## [WHAT YOU ARE ASKED TO DO]
Each record needs to be retyped exactly, though its pictures should not appear.

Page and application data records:
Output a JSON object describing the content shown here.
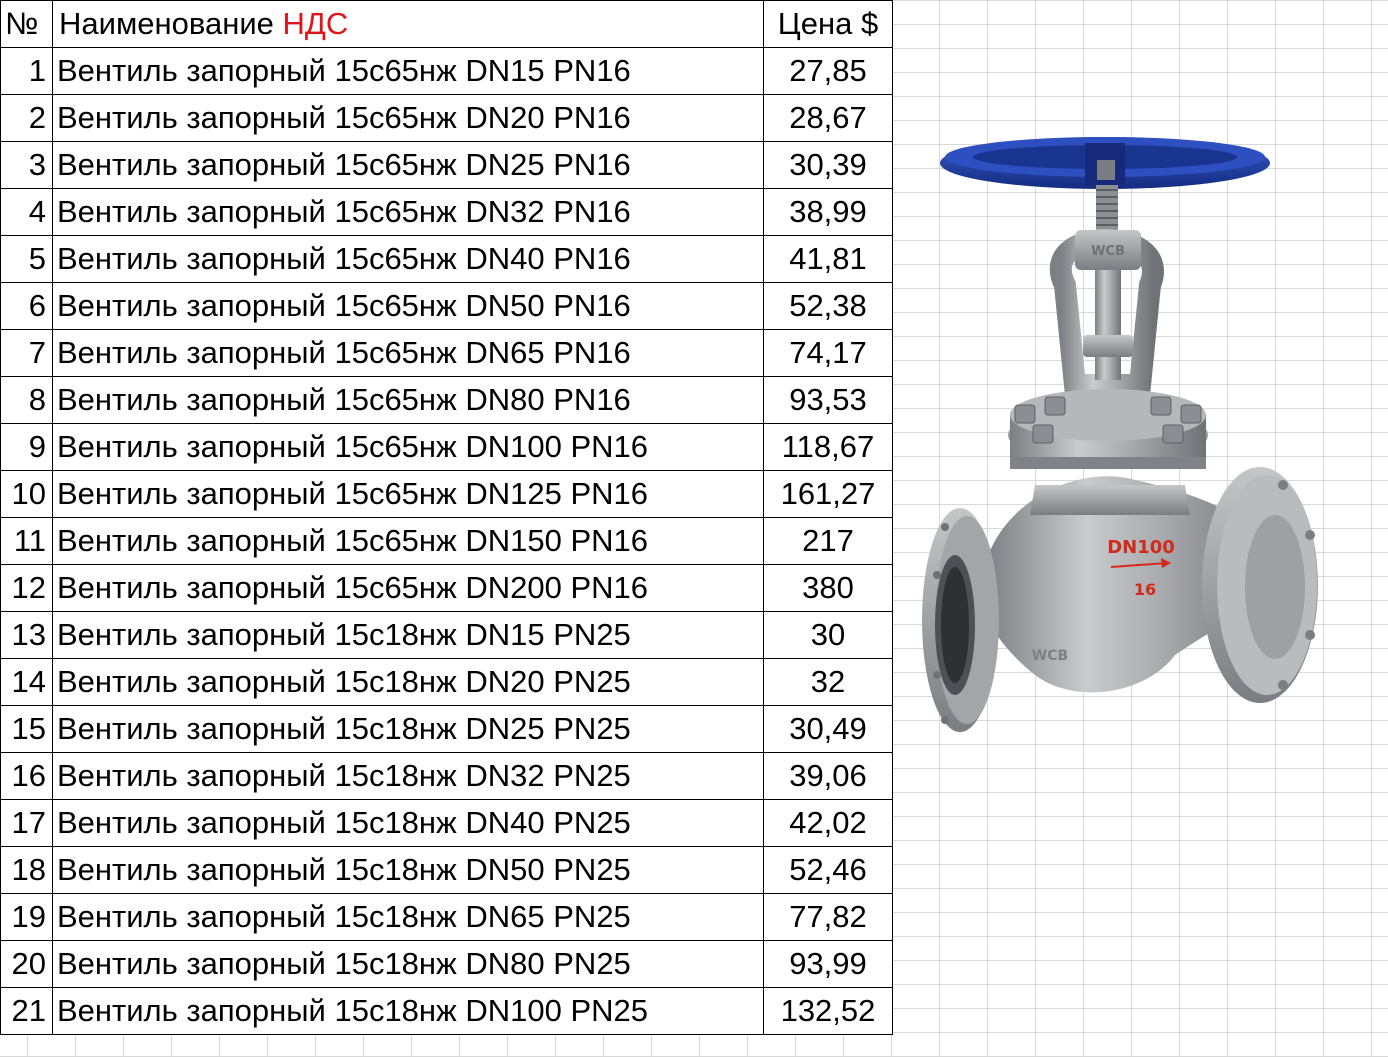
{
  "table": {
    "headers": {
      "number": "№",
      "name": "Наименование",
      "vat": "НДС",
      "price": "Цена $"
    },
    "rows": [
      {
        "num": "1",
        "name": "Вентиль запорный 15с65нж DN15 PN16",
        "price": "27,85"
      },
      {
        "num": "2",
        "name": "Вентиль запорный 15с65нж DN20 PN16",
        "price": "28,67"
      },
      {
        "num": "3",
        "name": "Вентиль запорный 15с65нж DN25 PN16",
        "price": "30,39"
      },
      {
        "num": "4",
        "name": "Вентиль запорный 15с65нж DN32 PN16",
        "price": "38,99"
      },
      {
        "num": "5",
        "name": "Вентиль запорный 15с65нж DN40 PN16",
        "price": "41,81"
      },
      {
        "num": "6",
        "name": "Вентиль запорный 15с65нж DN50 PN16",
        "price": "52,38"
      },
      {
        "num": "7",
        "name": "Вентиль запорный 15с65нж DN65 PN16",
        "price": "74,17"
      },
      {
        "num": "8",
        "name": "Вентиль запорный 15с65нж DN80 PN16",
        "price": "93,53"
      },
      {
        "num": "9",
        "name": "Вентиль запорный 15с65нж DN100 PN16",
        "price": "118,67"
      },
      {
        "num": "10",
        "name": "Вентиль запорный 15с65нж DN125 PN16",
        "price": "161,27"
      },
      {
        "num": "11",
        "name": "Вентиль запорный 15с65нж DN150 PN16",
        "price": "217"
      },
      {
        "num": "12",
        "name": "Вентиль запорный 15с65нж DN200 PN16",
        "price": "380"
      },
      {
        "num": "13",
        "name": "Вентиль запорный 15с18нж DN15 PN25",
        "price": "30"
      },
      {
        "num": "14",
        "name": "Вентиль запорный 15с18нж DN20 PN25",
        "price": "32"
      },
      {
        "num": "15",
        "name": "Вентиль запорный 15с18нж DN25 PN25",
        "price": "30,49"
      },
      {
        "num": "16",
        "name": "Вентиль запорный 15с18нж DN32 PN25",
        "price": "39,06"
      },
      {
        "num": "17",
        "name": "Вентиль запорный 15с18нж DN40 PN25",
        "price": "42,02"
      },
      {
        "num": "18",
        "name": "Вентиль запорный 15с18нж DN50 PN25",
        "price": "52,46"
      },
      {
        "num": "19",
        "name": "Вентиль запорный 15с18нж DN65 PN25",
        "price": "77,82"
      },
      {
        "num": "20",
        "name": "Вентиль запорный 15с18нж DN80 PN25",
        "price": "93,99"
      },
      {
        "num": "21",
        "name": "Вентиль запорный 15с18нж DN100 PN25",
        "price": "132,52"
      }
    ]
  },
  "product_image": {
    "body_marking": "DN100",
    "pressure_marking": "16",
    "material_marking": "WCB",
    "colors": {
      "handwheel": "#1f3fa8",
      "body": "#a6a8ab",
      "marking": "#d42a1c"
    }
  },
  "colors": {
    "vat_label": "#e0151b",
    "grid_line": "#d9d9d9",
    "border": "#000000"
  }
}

## [SOLUTION FOR THIS EXERCISE]
Output a JSON object describing the content shown here.
{
  "table": {
    "headers": {
      "number": "№",
      "name": "Наименование",
      "vat": "НДС",
      "price": "Цена $"
    },
    "rows": [
      {
        "num": "1",
        "name": "Вентиль запорный 15с65нж DN15 PN16",
        "price": "27,85"
      },
      {
        "num": "2",
        "name": "Вентиль запорный 15с65нж DN20 PN16",
        "price": "28,67"
      },
      {
        "num": "3",
        "name": "Вентиль запорный 15с65нж DN25 PN16",
        "price": "30,39"
      },
      {
        "num": "4",
        "name": "Вентиль запорный 15с65нж DN32 PN16",
        "price": "38,99"
      },
      {
        "num": "5",
        "name": "Вентиль запорный 15с65нж DN40 PN16",
        "price": "41,81"
      },
      {
        "num": "6",
        "name": "Вентиль запорный 15с65нж DN50 PN16",
        "price": "52,38"
      },
      {
        "num": "7",
        "name": "Вентиль запорный 15с65нж DN65 PN16",
        "price": "74,17"
      },
      {
        "num": "8",
        "name": "Вентиль запорный 15с65нж DN80 PN16",
        "price": "93,53"
      },
      {
        "num": "9",
        "name": "Вентиль запорный 15с65нж DN100 PN16",
        "price": "118,67"
      },
      {
        "num": "10",
        "name": "Вентиль запорный 15с65нж DN125 PN16",
        "price": "161,27"
      },
      {
        "num": "11",
        "name": "Вентиль запорный 15с65нж DN150 PN16",
        "price": "217"
      },
      {
        "num": "12",
        "name": "Вентиль запорный 15с65нж DN200 PN16",
        "price": "380"
      },
      {
        "num": "13",
        "name": "Вентиль запорный 15с18нж DN15 PN25",
        "price": "30"
      },
      {
        "num": "14",
        "name": "Вентиль запорный 15с18нж DN20 PN25",
        "price": "32"
      },
      {
        "num": "15",
        "name": "Вентиль запорный 15с18нж DN25 PN25",
        "price": "30,49"
      },
      {
        "num": "16",
        "name": "Вентиль запорный 15с18нж DN32 PN25",
        "price": "39,06"
      },
      {
        "num": "17",
        "name": "Вентиль запорный 15с18нж DN40 PN25",
        "price": "42,02"
      },
      {
        "num": "18",
        "name": "Вентиль запорный 15с18нж DN50 PN25",
        "price": "52,46"
      },
      {
        "num": "19",
        "name": "Вентиль запорный 15с18нж DN65 PN25",
        "price": "77,82"
      },
      {
        "num": "20",
        "name": "Вентиль запорный 15с18нж DN80 PN25",
        "price": "93,99"
      },
      {
        "num": "21",
        "name": "Вентиль запорный 15с18нж DN100 PN25",
        "price": "132,52"
      }
    ]
  },
  "product_image": {
    "body_marking": "DN100",
    "pressure_marking": "16",
    "material_marking": "WCB",
    "colors": {
      "handwheel": "#1f3fa8",
      "body": "#a6a8ab",
      "marking": "#d42a1c"
    }
  },
  "colors": {
    "vat_label": "#e0151b",
    "grid_line": "#d9d9d9",
    "border": "#000000"
  }
}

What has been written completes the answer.